[Items from a data source]
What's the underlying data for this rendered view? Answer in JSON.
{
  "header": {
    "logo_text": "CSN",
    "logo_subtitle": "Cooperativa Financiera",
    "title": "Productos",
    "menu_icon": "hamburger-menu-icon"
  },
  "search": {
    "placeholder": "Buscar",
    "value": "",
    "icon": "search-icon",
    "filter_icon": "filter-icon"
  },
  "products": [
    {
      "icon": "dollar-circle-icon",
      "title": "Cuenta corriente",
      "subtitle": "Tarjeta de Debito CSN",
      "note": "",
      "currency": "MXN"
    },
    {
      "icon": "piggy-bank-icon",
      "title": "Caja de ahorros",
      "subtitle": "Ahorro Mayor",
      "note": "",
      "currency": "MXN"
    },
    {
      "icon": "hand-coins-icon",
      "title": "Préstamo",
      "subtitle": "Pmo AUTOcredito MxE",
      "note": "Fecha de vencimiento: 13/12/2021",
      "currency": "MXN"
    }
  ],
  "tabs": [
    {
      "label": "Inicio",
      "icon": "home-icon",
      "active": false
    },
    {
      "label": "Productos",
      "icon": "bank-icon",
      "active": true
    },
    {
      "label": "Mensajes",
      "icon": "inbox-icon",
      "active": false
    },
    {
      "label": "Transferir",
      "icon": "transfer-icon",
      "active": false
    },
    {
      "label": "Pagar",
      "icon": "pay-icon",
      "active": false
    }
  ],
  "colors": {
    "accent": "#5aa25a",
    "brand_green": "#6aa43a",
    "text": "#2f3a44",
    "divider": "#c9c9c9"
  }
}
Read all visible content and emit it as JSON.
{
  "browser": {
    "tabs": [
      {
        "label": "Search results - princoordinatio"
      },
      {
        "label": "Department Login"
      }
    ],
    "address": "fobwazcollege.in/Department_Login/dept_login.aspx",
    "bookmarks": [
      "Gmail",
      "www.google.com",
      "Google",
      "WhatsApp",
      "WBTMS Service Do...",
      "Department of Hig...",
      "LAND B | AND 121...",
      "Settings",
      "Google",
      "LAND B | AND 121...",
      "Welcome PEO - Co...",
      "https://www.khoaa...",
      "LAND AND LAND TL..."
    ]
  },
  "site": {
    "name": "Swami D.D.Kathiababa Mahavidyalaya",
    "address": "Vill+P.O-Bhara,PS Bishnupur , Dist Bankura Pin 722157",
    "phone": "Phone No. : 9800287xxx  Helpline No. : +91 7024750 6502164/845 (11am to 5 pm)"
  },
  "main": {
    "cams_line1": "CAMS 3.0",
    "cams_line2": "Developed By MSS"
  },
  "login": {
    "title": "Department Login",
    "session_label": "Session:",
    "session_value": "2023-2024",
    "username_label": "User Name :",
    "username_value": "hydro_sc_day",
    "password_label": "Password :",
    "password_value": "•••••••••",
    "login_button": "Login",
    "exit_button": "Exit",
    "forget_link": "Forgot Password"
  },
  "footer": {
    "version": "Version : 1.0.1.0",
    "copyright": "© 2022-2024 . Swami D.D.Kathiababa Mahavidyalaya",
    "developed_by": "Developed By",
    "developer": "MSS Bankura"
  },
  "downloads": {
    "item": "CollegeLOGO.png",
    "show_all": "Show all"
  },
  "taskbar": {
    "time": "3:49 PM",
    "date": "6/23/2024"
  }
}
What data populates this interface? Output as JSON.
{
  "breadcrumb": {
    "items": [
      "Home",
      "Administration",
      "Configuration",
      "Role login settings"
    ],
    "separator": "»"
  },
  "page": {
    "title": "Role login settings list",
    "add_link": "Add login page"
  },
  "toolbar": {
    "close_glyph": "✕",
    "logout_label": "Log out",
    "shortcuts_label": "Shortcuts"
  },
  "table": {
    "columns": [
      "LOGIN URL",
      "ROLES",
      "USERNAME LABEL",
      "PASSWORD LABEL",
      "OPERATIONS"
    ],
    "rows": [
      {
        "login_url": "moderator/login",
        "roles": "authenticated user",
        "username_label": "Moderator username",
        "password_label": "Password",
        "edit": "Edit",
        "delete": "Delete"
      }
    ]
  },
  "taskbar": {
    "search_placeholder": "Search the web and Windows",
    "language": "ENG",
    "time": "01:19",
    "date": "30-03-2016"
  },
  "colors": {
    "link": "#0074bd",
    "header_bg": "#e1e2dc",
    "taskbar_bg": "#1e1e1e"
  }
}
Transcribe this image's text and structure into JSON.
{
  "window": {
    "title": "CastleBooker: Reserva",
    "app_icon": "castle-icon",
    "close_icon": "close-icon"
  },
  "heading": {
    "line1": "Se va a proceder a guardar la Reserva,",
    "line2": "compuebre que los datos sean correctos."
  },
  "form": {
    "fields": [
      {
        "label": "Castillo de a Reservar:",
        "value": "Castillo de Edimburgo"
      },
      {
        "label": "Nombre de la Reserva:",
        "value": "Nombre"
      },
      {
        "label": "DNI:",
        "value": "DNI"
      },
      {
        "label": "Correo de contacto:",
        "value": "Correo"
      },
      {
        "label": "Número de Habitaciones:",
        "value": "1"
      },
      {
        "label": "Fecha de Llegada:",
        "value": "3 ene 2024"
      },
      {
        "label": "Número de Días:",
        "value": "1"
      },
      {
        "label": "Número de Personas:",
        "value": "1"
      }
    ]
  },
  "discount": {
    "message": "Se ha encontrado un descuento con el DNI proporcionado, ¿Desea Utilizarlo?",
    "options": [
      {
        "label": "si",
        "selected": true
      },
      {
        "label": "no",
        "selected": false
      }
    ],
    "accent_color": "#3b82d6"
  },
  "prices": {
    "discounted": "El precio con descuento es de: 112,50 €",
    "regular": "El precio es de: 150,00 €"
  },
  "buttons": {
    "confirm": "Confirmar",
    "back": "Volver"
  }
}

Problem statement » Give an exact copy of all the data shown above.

Task solution »
What's the underlying data for this rendered view? Answer in JSON.
{
  "header": {
    "logo_text": "CSN",
    "logo_subtitle": "Cooperativa Financiera",
    "title": "Productos",
    "menu_icon": "hamburger-menu-icon"
  },
  "search": {
    "placeholder": "Buscar",
    "value": "",
    "icon": "search-icon",
    "filter_icon": "filter-icon"
  },
  "products": [
    {
      "icon": "dollar-circle-icon",
      "title": "Cuenta corriente",
      "subtitle": "Tarjeta de Debito CSN",
      "note": "",
      "currency": "MXN"
    },
    {
      "icon": "piggy-bank-icon",
      "title": "Caja de ahorros",
      "subtitle": "Ahorro Mayor",
      "note": "",
      "currency": "MXN"
    },
    {
      "icon": "hand-coins-icon",
      "title": "Préstamo",
      "subtitle": "Pmo AUTOcredito MxE",
      "note": "Fecha de vencimiento: 13/12/2021",
      "currency": "MXN"
    }
  ],
  "tabs": [
    {
      "label": "Inicio",
      "icon": "home-icon",
      "active": false
    },
    {
      "label": "Productos",
      "icon": "bank-icon",
      "active": true
    },
    {
      "label": "Mensajes",
      "icon": "inbox-icon",
      "active": false
    },
    {
      "label": "Transferir",
      "icon": "transfer-icon",
      "active": false
    },
    {
      "label": "Pagar",
      "icon": "pay-icon",
      "active": false
    }
  ],
  "colors": {
    "accent": "#5aa25a",
    "brand_green": "#6aa43a",
    "text": "#2f3a44",
    "divider": "#c9c9c9"
  }
}
Read all visible content and emit it as JSON.
{
  "browser": {
    "tabs": [
      {
        "label": "Search results - princoordinatio"
      },
      {
        "label": "Department Login"
      }
    ],
    "address": "fobwazcollege.in/Department_Login/dept_login.aspx",
    "bookmarks": [
      "Gmail",
      "www.google.com",
      "Google",
      "WhatsApp",
      "WBTMS Service Do...",
      "Department of Hig...",
      "LAND B | AND 121...",
      "Settings",
      "Google",
      "LAND B | AND 121...",
      "Welcome PEO - Co...",
      "https://www.khoaa...",
      "LAND AND LAND TL..."
    ]
  },
  "site": {
    "name": "Swami D.D.Kathiababa Mahavidyalaya",
    "address": "Vill+P.O-Bhara,PS Bishnupur , Dist Bankura Pin 722157",
    "phone": "Phone No. : 9800287xxx  Helpline No. : +91 7024750 6502164/845 (11am to 5 pm)"
  },
  "main": {
    "cams_line1": "CAMS 3.0",
    "cams_line2": "Developed By MSS"
  },
  "login": {
    "title": "Department Login",
    "session_label": "Session:",
    "session_value": "2023-2024",
    "username_label": "User Name :",
    "username_value": "hydro_sc_day",
    "password_label": "Password :",
    "password_value": "•••••••••",
    "login_button": "Login",
    "exit_button": "Exit",
    "forget_link": "Forgot Password"
  },
  "footer": {
    "version": "Version : 1.0.1.0",
    "copyright": "© 2022-2024 . Swami D.D.Kathiababa Mahavidyalaya",
    "developed_by": "Developed By",
    "developer": "MSS Bankura"
  },
  "downloads": {
    "item": "CollegeLOGO.png",
    "show_all": "Show all"
  },
  "taskbar": {
    "time": "3:49 PM",
    "date": "6/23/2024"
  }
}
What data populates this interface? Output as JSON.
{
  "breadcrumb": {
    "items": [
      "Home",
      "Administration",
      "Configuration",
      "Role login settings"
    ],
    "separator": "»"
  },
  "page": {
    "title": "Role login settings list",
    "add_link": "Add login page"
  },
  "toolbar": {
    "close_glyph": "✕",
    "logout_label": "Log out",
    "shortcuts_label": "Shortcuts"
  },
  "table": {
    "columns": [
      "LOGIN URL",
      "ROLES",
      "USERNAME LABEL",
      "PASSWORD LABEL",
      "OPERATIONS"
    ],
    "rows": [
      {
        "login_url": "moderator/login",
        "roles": "authenticated user",
        "username_label": "Moderator username",
        "password_label": "Password",
        "edit": "Edit",
        "delete": "Delete"
      }
    ]
  },
  "taskbar": {
    "search_placeholder": "Search the web and Windows",
    "language": "ENG",
    "time": "01:19",
    "date": "30-03-2016"
  },
  "colors": {
    "link": "#0074bd",
    "header_bg": "#e1e2dc",
    "taskbar_bg": "#1e1e1e"
  }
}
Transcribe this image's text and structure into JSON.
{
  "window": {
    "title": "CastleBooker: Reserva",
    "app_icon": "castle-icon",
    "close_icon": "close-icon"
  },
  "heading": {
    "line1": "Se va a proceder a guardar la Reserva,",
    "line2": "compuebre que los datos sean correctos."
  },
  "form": {
    "fields": [
      {
        "label": "Castillo de a Reservar:",
        "value": "Castillo de Edimburgo"
      },
      {
        "label": "Nombre de la Reserva:",
        "value": "Nombre"
      },
      {
        "label": "DNI:",
        "value": "DNI"
      },
      {
        "label": "Correo de contacto:",
        "value": "Correo"
      },
      {
        "label": "Número de Habitaciones:",
        "value": "1"
      },
      {
        "label": "Fecha de Llegada:",
        "value": "3 ene 2024"
      },
      {
        "label": "Número de Días:",
        "value": "1"
      },
      {
        "label": "Número de Personas:",
        "value": "1"
      }
    ]
  },
  "discount": {
    "message": "Se ha encontrado un descuento con el DNI proporcionado, ¿Desea Utilizarlo?",
    "options": [
      {
        "label": "si",
        "selected": true
      },
      {
        "label": "no",
        "selected": false
      }
    ],
    "accent_color": "#3b82d6"
  },
  "prices": {
    "discounted": "El precio con descuento es de: 112,50 €",
    "regular": "El precio es de: 150,00 €"
  },
  "buttons": {
    "confirm": "Confirmar",
    "back": "Volver"
  }
}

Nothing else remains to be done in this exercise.